Where does the word "circle" show up in the data? Please find each such line and copy it.

§ **Study material**
====================

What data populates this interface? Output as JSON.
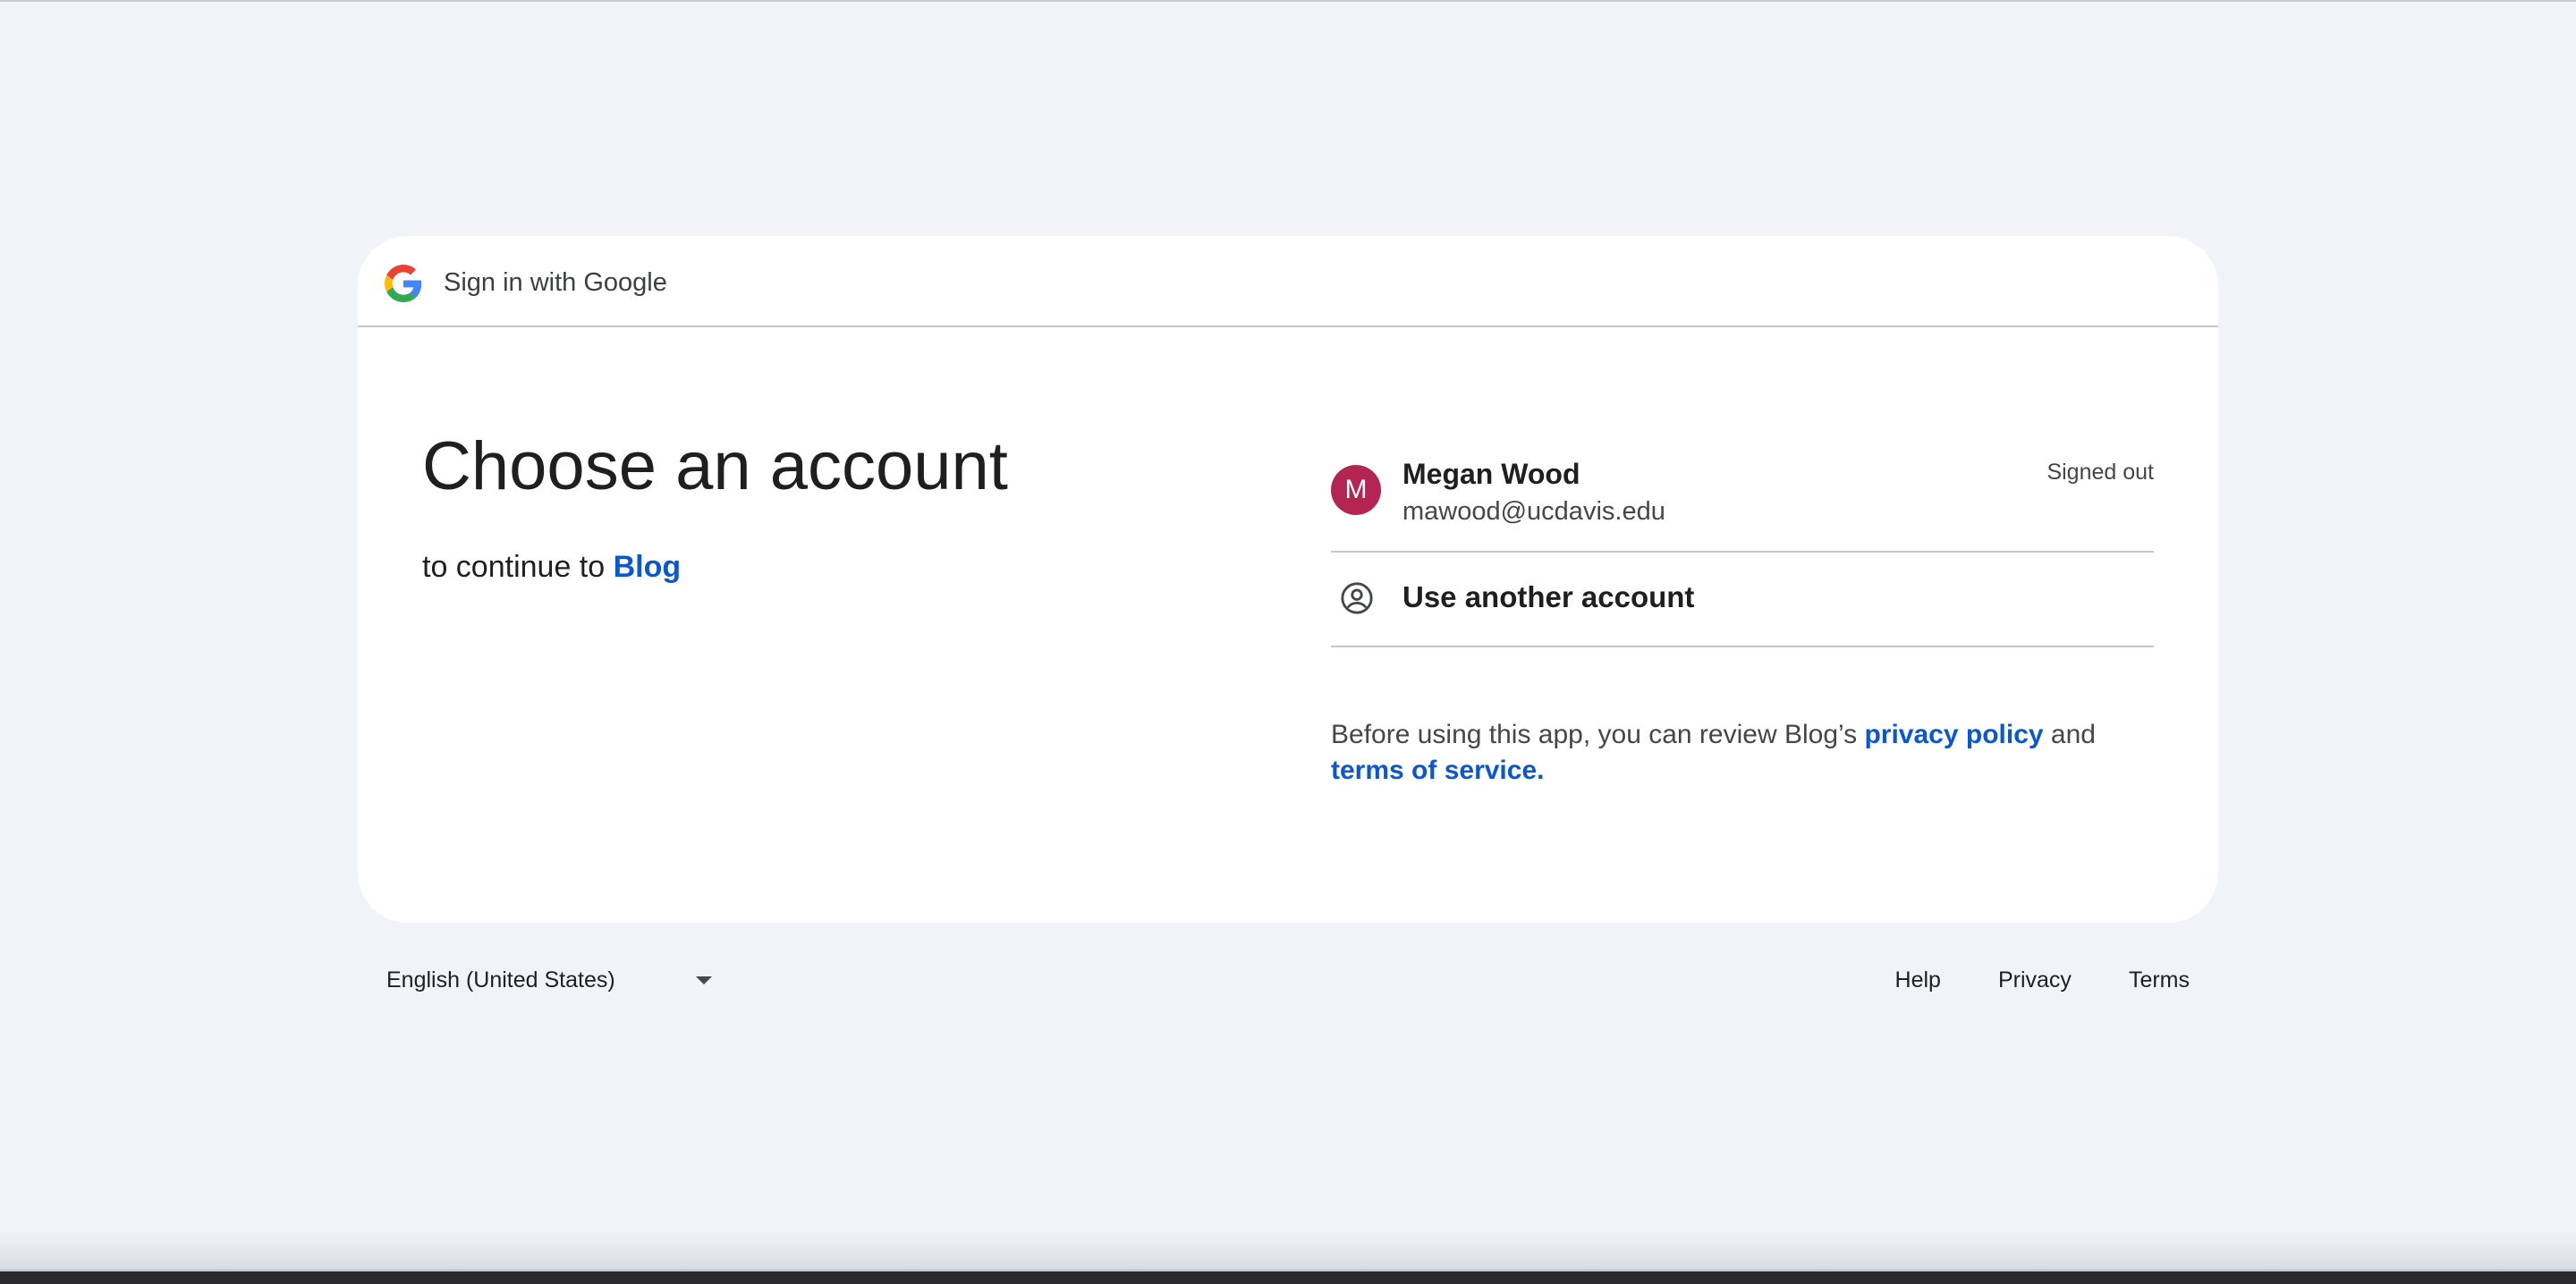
{
  "header": {
    "logo_icon": "google-g-icon",
    "title": "Sign in with Google"
  },
  "main": {
    "heading": "Choose an account",
    "subheading_prefix": "to continue to",
    "app_name": "Blog"
  },
  "accounts": [
    {
      "initial": "M",
      "avatar_color": "#b42553",
      "name": "Megan Wood",
      "email": "mawood@ucdavis.edu",
      "status": "Signed out"
    }
  ],
  "another_account": {
    "icon": "account-circle-icon",
    "label": "Use another account"
  },
  "disclaimer": {
    "prefix": "Before using this app, you can review Blog’s",
    "privacy_link": "privacy policy",
    "middle": "and",
    "terms_link": "terms of service",
    "suffix": "."
  },
  "footer": {
    "language": "English (United States)",
    "language_icon": "caret-down-icon",
    "links": {
      "help": "Help",
      "privacy": "Privacy",
      "terms": "Terms"
    }
  },
  "colors": {
    "page_background": "#f0f4f9",
    "card_background": "#ffffff",
    "link": "#0b57d0",
    "divider": "#c4c7c5"
  }
}
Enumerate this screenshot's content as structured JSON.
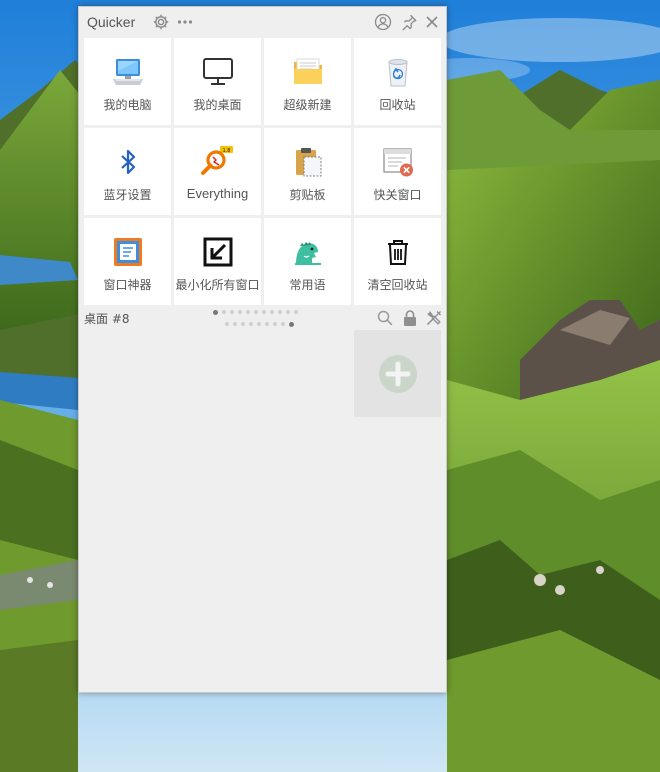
{
  "app": {
    "title": "Quicker"
  },
  "titlebar": {
    "icons": [
      "gear-icon",
      "more-icon",
      "account-icon",
      "pin-icon",
      "close-icon"
    ]
  },
  "tiles": [
    {
      "label": "我的电脑",
      "icon": "computer-icon"
    },
    {
      "label": "我的桌面",
      "icon": "monitor-icon"
    },
    {
      "label": "超级新建",
      "icon": "folder-icon"
    },
    {
      "label": "回收站",
      "icon": "recycle-bin-icon"
    },
    {
      "label": "蓝牙设置",
      "icon": "bluetooth-icon"
    },
    {
      "label": "Everything",
      "icon": "everything-search-icon"
    },
    {
      "label": "剪贴板",
      "icon": "clipboard-icon"
    },
    {
      "label": "快关窗口",
      "icon": "close-window-icon"
    },
    {
      "label": "窗口神器",
      "icon": "window-tool-icon"
    },
    {
      "label": "最小化所有窗口",
      "icon": "minimize-arrow-icon"
    },
    {
      "label": "常用语",
      "icon": "dinosaur-icon"
    },
    {
      "label": "清空回收站",
      "icon": "trash-icon"
    }
  ],
  "status": {
    "page_label": "桌面 #8",
    "pager": {
      "total": 20,
      "current": 20
    },
    "icons": [
      "search-icon",
      "lock-icon",
      "tools-icon"
    ]
  },
  "add_button": {
    "icon": "add-circle-icon"
  },
  "colors": {
    "panel_bg": "#efefef",
    "tile_bg": "#ffffff",
    "label_text": "#555555"
  }
}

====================

§ **Answer space**
    "icon": "account-circle-icon",
    "icon": "add-circle-icon"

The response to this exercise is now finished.